What you are asked to do: Using the listing below, work out how many lines include the word "tylko". Only the number is to be given.
### Exercise materials ###
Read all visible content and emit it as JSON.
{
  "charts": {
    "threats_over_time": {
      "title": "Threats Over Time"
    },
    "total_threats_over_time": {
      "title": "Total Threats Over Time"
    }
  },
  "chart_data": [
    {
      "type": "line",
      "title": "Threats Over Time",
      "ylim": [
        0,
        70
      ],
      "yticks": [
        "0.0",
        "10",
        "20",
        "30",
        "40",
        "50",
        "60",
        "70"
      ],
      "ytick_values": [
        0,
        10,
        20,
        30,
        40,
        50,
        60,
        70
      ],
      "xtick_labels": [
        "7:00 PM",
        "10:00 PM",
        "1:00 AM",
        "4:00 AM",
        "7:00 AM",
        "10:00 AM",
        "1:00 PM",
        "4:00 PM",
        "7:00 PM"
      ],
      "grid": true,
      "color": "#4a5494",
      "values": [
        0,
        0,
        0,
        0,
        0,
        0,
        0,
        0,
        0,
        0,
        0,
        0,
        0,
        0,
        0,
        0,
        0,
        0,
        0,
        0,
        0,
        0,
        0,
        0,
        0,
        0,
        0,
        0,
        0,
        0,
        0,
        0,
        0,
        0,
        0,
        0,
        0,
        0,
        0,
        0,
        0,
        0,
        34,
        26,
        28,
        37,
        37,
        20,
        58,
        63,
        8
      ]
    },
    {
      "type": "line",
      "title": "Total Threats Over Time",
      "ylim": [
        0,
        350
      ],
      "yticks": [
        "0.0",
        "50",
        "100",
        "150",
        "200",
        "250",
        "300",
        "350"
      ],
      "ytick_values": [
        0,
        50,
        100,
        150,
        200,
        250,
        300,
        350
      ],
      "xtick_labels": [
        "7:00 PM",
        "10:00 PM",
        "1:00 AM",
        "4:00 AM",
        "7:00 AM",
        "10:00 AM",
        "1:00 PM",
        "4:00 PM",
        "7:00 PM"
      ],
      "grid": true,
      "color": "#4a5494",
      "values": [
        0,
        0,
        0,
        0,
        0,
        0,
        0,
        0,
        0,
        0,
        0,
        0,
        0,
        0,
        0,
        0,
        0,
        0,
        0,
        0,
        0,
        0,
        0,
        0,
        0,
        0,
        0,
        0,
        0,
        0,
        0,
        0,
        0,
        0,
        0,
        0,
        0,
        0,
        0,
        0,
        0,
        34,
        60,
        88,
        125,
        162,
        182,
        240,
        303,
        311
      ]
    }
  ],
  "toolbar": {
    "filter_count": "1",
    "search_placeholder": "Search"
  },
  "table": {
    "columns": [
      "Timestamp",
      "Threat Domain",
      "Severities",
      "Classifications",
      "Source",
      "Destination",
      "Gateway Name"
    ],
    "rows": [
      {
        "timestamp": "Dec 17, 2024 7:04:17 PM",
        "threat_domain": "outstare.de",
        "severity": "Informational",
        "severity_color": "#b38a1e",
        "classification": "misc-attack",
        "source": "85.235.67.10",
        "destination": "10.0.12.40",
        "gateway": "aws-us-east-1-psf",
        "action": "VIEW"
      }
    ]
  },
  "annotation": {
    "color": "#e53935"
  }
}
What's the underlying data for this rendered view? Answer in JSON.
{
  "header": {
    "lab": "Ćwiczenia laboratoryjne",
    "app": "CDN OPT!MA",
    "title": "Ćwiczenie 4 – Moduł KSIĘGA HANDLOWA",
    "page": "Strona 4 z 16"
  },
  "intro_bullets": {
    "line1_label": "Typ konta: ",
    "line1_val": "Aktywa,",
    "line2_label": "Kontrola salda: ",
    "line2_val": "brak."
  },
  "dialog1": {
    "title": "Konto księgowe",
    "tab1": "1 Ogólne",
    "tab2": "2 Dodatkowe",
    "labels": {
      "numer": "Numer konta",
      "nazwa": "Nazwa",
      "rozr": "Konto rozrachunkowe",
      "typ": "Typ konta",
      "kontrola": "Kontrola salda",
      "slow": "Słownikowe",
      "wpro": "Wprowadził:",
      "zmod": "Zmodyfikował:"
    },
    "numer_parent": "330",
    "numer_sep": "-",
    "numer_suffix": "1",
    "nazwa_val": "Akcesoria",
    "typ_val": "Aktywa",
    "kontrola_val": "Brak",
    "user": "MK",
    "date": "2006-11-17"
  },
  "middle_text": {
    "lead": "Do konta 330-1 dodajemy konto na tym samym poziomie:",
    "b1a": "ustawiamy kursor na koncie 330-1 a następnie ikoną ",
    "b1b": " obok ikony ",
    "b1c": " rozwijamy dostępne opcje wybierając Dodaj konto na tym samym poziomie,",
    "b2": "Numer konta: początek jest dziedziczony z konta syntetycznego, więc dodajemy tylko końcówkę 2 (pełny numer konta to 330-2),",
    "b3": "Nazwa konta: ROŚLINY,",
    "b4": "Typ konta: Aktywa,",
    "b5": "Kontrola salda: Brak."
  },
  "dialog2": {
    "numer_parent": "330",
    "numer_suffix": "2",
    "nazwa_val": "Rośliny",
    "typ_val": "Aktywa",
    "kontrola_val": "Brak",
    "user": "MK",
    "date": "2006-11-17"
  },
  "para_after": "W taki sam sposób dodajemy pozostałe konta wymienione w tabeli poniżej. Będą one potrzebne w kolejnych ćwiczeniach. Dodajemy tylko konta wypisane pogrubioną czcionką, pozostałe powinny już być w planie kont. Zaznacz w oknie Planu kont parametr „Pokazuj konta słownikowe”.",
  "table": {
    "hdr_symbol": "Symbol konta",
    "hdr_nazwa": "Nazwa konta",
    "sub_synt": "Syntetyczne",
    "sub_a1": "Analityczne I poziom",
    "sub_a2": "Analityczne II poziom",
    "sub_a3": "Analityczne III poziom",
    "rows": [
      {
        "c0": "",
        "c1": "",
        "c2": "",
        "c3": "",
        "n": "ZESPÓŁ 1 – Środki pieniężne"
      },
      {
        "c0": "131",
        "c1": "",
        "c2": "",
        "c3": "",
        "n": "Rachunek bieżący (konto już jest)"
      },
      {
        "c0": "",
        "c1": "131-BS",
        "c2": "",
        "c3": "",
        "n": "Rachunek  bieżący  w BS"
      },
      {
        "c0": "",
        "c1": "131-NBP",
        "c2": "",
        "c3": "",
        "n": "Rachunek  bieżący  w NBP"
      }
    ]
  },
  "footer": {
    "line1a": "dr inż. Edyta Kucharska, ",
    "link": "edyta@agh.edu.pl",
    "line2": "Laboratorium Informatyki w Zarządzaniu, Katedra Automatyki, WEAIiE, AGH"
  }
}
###
Task response: 2